(Data excerpts)
[Start of Attachment]

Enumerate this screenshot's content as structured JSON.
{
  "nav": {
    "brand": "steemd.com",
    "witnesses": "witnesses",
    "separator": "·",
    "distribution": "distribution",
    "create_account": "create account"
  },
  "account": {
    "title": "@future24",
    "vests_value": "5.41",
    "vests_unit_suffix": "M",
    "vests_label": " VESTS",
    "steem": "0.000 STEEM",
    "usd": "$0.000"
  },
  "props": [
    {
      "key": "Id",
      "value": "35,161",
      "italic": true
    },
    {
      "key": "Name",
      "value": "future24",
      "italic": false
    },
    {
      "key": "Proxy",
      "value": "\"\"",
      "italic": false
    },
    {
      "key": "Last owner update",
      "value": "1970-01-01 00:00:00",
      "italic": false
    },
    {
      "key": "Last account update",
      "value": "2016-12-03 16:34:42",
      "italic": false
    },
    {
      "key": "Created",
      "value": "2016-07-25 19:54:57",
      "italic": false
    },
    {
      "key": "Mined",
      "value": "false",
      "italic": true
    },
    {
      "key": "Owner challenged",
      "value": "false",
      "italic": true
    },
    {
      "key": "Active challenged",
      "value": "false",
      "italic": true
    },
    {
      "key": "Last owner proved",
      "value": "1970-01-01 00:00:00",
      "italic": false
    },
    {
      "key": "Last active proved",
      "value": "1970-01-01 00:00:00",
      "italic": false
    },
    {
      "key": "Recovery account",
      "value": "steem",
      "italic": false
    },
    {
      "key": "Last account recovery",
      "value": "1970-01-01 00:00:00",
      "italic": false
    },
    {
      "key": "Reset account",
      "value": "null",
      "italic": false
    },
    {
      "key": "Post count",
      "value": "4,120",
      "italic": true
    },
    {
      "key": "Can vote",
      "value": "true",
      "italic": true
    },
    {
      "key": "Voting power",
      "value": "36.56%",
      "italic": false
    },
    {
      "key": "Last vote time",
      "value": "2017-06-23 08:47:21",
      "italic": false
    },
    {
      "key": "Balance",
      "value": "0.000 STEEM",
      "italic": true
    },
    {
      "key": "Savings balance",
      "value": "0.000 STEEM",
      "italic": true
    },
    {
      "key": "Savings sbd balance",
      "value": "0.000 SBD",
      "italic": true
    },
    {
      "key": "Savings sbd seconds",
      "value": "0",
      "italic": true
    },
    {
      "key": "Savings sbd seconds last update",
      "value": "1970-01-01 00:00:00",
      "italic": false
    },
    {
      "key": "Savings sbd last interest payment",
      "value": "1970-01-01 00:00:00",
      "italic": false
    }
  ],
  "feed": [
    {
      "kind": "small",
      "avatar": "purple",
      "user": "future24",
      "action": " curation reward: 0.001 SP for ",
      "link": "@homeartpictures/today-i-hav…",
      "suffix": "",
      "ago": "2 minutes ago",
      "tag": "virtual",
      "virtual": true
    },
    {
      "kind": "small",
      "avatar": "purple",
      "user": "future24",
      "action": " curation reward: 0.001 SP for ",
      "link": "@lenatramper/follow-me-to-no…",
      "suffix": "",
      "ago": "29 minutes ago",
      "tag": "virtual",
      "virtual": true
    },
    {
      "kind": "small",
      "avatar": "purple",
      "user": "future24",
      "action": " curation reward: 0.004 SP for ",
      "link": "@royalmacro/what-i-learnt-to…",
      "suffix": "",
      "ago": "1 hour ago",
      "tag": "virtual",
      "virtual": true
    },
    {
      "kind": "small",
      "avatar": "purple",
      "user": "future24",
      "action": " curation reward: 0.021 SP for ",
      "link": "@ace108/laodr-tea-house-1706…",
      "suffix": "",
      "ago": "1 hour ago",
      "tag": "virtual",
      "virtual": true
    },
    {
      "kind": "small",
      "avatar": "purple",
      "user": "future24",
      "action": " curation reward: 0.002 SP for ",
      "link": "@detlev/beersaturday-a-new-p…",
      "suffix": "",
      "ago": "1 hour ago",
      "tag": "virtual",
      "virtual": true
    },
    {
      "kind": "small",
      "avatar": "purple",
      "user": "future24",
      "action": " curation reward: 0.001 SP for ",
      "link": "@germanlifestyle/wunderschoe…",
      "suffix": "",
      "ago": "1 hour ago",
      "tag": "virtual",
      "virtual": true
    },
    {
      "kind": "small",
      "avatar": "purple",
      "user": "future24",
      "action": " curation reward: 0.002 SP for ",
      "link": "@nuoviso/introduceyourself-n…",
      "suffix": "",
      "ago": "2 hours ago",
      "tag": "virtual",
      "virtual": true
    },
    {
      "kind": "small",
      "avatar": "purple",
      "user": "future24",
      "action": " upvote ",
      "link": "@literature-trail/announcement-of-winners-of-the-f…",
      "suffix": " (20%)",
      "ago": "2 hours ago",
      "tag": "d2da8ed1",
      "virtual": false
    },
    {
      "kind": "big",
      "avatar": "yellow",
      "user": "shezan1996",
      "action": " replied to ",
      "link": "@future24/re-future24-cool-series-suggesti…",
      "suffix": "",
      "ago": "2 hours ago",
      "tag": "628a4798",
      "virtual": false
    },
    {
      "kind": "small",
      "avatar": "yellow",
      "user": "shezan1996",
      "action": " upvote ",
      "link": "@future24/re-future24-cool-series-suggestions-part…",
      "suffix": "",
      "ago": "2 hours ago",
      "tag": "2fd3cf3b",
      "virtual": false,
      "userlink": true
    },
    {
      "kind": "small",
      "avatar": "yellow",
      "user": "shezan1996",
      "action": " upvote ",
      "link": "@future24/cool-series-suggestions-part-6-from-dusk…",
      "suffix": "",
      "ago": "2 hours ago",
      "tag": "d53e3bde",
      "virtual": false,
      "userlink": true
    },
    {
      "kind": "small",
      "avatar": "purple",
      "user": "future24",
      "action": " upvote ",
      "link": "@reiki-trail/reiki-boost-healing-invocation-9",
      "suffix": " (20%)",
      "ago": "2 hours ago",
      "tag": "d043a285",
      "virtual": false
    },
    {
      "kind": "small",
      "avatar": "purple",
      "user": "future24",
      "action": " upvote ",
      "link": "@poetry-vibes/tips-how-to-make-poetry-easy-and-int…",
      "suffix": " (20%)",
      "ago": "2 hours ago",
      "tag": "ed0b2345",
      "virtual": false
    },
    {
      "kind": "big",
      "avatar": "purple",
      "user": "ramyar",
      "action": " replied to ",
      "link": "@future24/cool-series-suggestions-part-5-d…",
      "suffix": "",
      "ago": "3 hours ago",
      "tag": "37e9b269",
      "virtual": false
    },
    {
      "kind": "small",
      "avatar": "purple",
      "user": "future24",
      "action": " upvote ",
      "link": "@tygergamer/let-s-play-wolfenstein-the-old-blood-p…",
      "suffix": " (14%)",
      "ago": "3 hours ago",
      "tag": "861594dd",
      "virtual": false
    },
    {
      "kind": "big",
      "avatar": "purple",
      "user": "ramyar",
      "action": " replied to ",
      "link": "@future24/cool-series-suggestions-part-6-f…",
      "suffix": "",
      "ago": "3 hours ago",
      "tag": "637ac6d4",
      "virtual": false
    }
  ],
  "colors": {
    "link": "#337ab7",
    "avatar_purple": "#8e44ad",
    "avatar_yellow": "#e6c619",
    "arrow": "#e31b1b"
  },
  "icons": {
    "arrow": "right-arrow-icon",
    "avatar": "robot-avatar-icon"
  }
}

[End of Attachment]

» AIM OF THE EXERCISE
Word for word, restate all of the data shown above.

» RESPONSE
Enumerate this screenshot's content as structured JSON.
{
  "nav": {
    "brand": "steemd.com",
    "witnesses": "witnesses",
    "separator": "·",
    "distribution": "distribution",
    "create_account": "create account"
  },
  "account": {
    "title": "@future24",
    "vests_value": "5.41",
    "vests_unit_suffix": "M",
    "vests_label": " VESTS",
    "steem": "0.000 STEEM",
    "usd": "$0.000"
  },
  "props": [
    {
      "key": "Id",
      "value": "35,161",
      "italic": true
    },
    {
      "key": "Name",
      "value": "future24",
      "italic": false
    },
    {
      "key": "Proxy",
      "value": "\"\"",
      "italic": false
    },
    {
      "key": "Last owner update",
      "value": "1970-01-01 00:00:00",
      "italic": false
    },
    {
      "key": "Last account update",
      "value": "2016-12-03 16:34:42",
      "italic": false
    },
    {
      "key": "Created",
      "value": "2016-07-25 19:54:57",
      "italic": false
    },
    {
      "key": "Mined",
      "value": "false",
      "italic": true
    },
    {
      "key": "Owner challenged",
      "value": "false",
      "italic": true
    },
    {
      "key": "Active challenged",
      "value": "false",
      "italic": true
    },
    {
      "key": "Last owner proved",
      "value": "1970-01-01 00:00:00",
      "italic": false
    },
    {
      "key": "Last active proved",
      "value": "1970-01-01 00:00:00",
      "italic": false
    },
    {
      "key": "Recovery account",
      "value": "steem",
      "italic": false
    },
    {
      "key": "Last account recovery",
      "value": "1970-01-01 00:00:00",
      "italic": false
    },
    {
      "key": "Reset account",
      "value": "null",
      "italic": false
    },
    {
      "key": "Post count",
      "value": "4,120",
      "italic": true
    },
    {
      "key": "Can vote",
      "value": "true",
      "italic": true
    },
    {
      "key": "Voting power",
      "value": "36.56%",
      "italic": false
    },
    {
      "key": "Last vote time",
      "value": "2017-06-23 08:47:21",
      "italic": false
    },
    {
      "key": "Balance",
      "value": "0.000 STEEM",
      "italic": true
    },
    {
      "key": "Savings balance",
      "value": "0.000 STEEM",
      "italic": true
    },
    {
      "key": "Savings sbd balance",
      "value": "0.000 SBD",
      "italic": true
    },
    {
      "key": "Savings sbd seconds",
      "value": "0",
      "italic": true
    },
    {
      "key": "Savings sbd seconds last update",
      "value": "1970-01-01 00:00:00",
      "italic": false
    },
    {
      "key": "Savings sbd last interest payment",
      "value": "1970-01-01 00:00:00",
      "italic": false
    }
  ],
  "feed": [
    {
      "kind": "small",
      "avatar": "purple",
      "user": "future24",
      "action": " curation reward: 0.001 SP for ",
      "link": "@homeartpictures/today-i-hav…",
      "suffix": "",
      "ago": "2 minutes ago",
      "tag": "virtual",
      "virtual": true
    },
    {
      "kind": "small",
      "avatar": "purple",
      "user": "future24",
      "action": " curation reward: 0.001 SP for ",
      "link": "@lenatramper/follow-me-to-no…",
      "suffix": "",
      "ago": "29 minutes ago",
      "tag": "virtual",
      "virtual": true
    },
    {
      "kind": "small",
      "avatar": "purple",
      "user": "future24",
      "action": " curation reward: 0.004 SP for ",
      "link": "@royalmacro/what-i-learnt-to…",
      "suffix": "",
      "ago": "1 hour ago",
      "tag": "virtual",
      "virtual": true
    },
    {
      "kind": "small",
      "avatar": "purple",
      "user": "future24",
      "action": " curation reward: 0.021 SP for ",
      "link": "@ace108/laodr-tea-house-1706…",
      "suffix": "",
      "ago": "1 hour ago",
      "tag": "virtual",
      "virtual": true
    },
    {
      "kind": "small",
      "avatar": "purple",
      "user": "future24",
      "action": " curation reward: 0.002 SP for ",
      "link": "@detlev/beersaturday-a-new-p…",
      "suffix": "",
      "ago": "1 hour ago",
      "tag": "virtual",
      "virtual": true
    },
    {
      "kind": "small",
      "avatar": "purple",
      "user": "future24",
      "action": " curation reward: 0.001 SP for ",
      "link": "@germanlifestyle/wunderschoe…",
      "suffix": "",
      "ago": "1 hour ago",
      "tag": "virtual",
      "virtual": true
    },
    {
      "kind": "small",
      "avatar": "purple",
      "user": "future24",
      "action": " curation reward: 0.002 SP for ",
      "link": "@nuoviso/introduceyourself-n…",
      "suffix": "",
      "ago": "2 hours ago",
      "tag": "virtual",
      "virtual": true
    },
    {
      "kind": "small",
      "avatar": "purple",
      "user": "future24",
      "action": " upvote ",
      "link": "@literature-trail/announcement-of-winners-of-the-f…",
      "suffix": " (20%)",
      "ago": "2 hours ago",
      "tag": "d2da8ed1",
      "virtual": false
    },
    {
      "kind": "big",
      "avatar": "yellow",
      "user": "shezan1996",
      "action": " replied to ",
      "link": "@future24/re-future24-cool-series-suggesti…",
      "suffix": "",
      "ago": "2 hours ago",
      "tag": "628a4798",
      "virtual": false
    },
    {
      "kind": "small",
      "avatar": "yellow",
      "user": "shezan1996",
      "action": " upvote ",
      "link": "@future24/re-future24-cool-series-suggestions-part…",
      "suffix": "",
      "ago": "2 hours ago",
      "tag": "2fd3cf3b",
      "virtual": false,
      "userlink": true
    },
    {
      "kind": "small",
      "avatar": "yellow",
      "user": "shezan1996",
      "action": " upvote ",
      "link": "@future24/cool-series-suggestions-part-6-from-dusk…",
      "suffix": "",
      "ago": "2 hours ago",
      "tag": "d53e3bde",
      "virtual": false,
      "userlink": true
    },
    {
      "kind": "small",
      "avatar": "purple",
      "user": "future24",
      "action": " upvote ",
      "link": "@reiki-trail/reiki-boost-healing-invocation-9",
      "suffix": " (20%)",
      "ago": "2 hours ago",
      "tag": "d043a285",
      "virtual": false
    },
    {
      "kind": "small",
      "avatar": "purple",
      "user": "future24",
      "action": " upvote ",
      "link": "@poetry-vibes/tips-how-to-make-poetry-easy-and-int…",
      "suffix": " (20%)",
      "ago": "2 hours ago",
      "tag": "ed0b2345",
      "virtual": false
    },
    {
      "kind": "big",
      "avatar": "purple",
      "user": "ramyar",
      "action": " replied to ",
      "link": "@future24/cool-series-suggestions-part-5-d…",
      "suffix": "",
      "ago": "3 hours ago",
      "tag": "37e9b269",
      "virtual": false
    },
    {
      "kind": "small",
      "avatar": "purple",
      "user": "future24",
      "action": " upvote ",
      "link": "@tygergamer/let-s-play-wolfenstein-the-old-blood-p…",
      "suffix": " (14%)",
      "ago": "3 hours ago",
      "tag": "861594dd",
      "virtual": false
    },
    {
      "kind": "big",
      "avatar": "purple",
      "user": "ramyar",
      "action": " replied to ",
      "link": "@future24/cool-series-suggestions-part-6-f…",
      "suffix": "",
      "ago": "3 hours ago",
      "tag": "637ac6d4",
      "virtual": false
    }
  ],
  "colors": {
    "link": "#337ab7",
    "avatar_purple": "#8e44ad",
    "avatar_yellow": "#e6c619",
    "arrow": "#e31b1b"
  },
  "icons": {
    "arrow": "right-arrow-icon",
    "avatar": "robot-avatar-icon"
  }
}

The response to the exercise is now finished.